Saved entries

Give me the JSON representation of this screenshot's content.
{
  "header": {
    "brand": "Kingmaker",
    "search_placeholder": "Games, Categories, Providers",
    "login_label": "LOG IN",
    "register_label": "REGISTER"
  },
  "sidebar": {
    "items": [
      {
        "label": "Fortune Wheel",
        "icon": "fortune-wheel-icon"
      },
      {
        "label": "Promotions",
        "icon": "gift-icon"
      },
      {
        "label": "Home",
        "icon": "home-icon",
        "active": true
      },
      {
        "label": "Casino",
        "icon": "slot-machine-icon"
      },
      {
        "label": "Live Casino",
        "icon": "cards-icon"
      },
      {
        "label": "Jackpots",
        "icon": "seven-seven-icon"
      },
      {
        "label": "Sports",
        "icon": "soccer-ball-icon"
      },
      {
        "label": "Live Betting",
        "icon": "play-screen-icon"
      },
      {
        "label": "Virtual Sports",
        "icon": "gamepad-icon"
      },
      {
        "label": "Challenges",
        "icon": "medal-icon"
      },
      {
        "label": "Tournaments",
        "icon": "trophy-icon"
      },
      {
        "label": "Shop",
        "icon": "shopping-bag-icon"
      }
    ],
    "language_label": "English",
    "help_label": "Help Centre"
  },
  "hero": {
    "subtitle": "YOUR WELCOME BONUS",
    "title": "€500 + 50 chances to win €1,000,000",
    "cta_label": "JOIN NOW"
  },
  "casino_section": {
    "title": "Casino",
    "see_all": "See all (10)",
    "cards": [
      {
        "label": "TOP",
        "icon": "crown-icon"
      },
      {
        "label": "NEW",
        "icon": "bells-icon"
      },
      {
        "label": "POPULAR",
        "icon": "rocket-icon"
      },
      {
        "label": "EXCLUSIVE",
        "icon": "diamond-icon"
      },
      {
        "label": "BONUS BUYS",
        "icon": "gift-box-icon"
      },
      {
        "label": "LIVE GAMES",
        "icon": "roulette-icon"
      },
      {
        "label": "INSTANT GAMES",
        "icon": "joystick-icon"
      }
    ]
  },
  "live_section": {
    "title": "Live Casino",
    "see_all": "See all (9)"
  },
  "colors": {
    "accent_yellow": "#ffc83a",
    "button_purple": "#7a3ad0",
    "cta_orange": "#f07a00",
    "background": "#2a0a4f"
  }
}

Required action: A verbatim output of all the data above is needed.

Task response:
Give me the JSON representation of this screenshot's content.
{
  "header": {
    "brand": "Kingmaker",
    "search_placeholder": "Games, Categories, Providers",
    "login_label": "LOG IN",
    "register_label": "REGISTER"
  },
  "sidebar": {
    "items": [
      {
        "label": "Fortune Wheel",
        "icon": "fortune-wheel-icon"
      },
      {
        "label": "Promotions",
        "icon": "gift-icon"
      },
      {
        "label": "Home",
        "icon": "home-icon",
        "active": true
      },
      {
        "label": "Casino",
        "icon": "slot-machine-icon"
      },
      {
        "label": "Live Casino",
        "icon": "cards-icon"
      },
      {
        "label": "Jackpots",
        "icon": "seven-seven-icon"
      },
      {
        "label": "Sports",
        "icon": "soccer-ball-icon"
      },
      {
        "label": "Live Betting",
        "icon": "play-screen-icon"
      },
      {
        "label": "Virtual Sports",
        "icon": "gamepad-icon"
      },
      {
        "label": "Challenges",
        "icon": "medal-icon"
      },
      {
        "label": "Tournaments",
        "icon": "trophy-icon"
      },
      {
        "label": "Shop",
        "icon": "shopping-bag-icon"
      }
    ],
    "language_label": "English",
    "help_label": "Help Centre"
  },
  "hero": {
    "subtitle": "YOUR WELCOME BONUS",
    "title": "€500 + 50 chances to win €1,000,000",
    "cta_label": "JOIN NOW"
  },
  "casino_section": {
    "title": "Casino",
    "see_all": "See all (10)",
    "cards": [
      {
        "label": "TOP",
        "icon": "crown-icon"
      },
      {
        "label": "NEW",
        "icon": "bells-icon"
      },
      {
        "label": "POPULAR",
        "icon": "rocket-icon"
      },
      {
        "label": "EXCLUSIVE",
        "icon": "diamond-icon"
      },
      {
        "label": "BONUS BUYS",
        "icon": "gift-box-icon"
      },
      {
        "label": "LIVE GAMES",
        "icon": "roulette-icon"
      },
      {
        "label": "INSTANT GAMES",
        "icon": "joystick-icon"
      }
    ]
  },
  "live_section": {
    "title": "Live Casino",
    "see_all": "See all (9)"
  },
  "colors": {
    "accent_yellow": "#ffc83a",
    "button_purple": "#7a3ad0",
    "cta_orange": "#f07a00",
    "background": "#2a0a4f"
  }
}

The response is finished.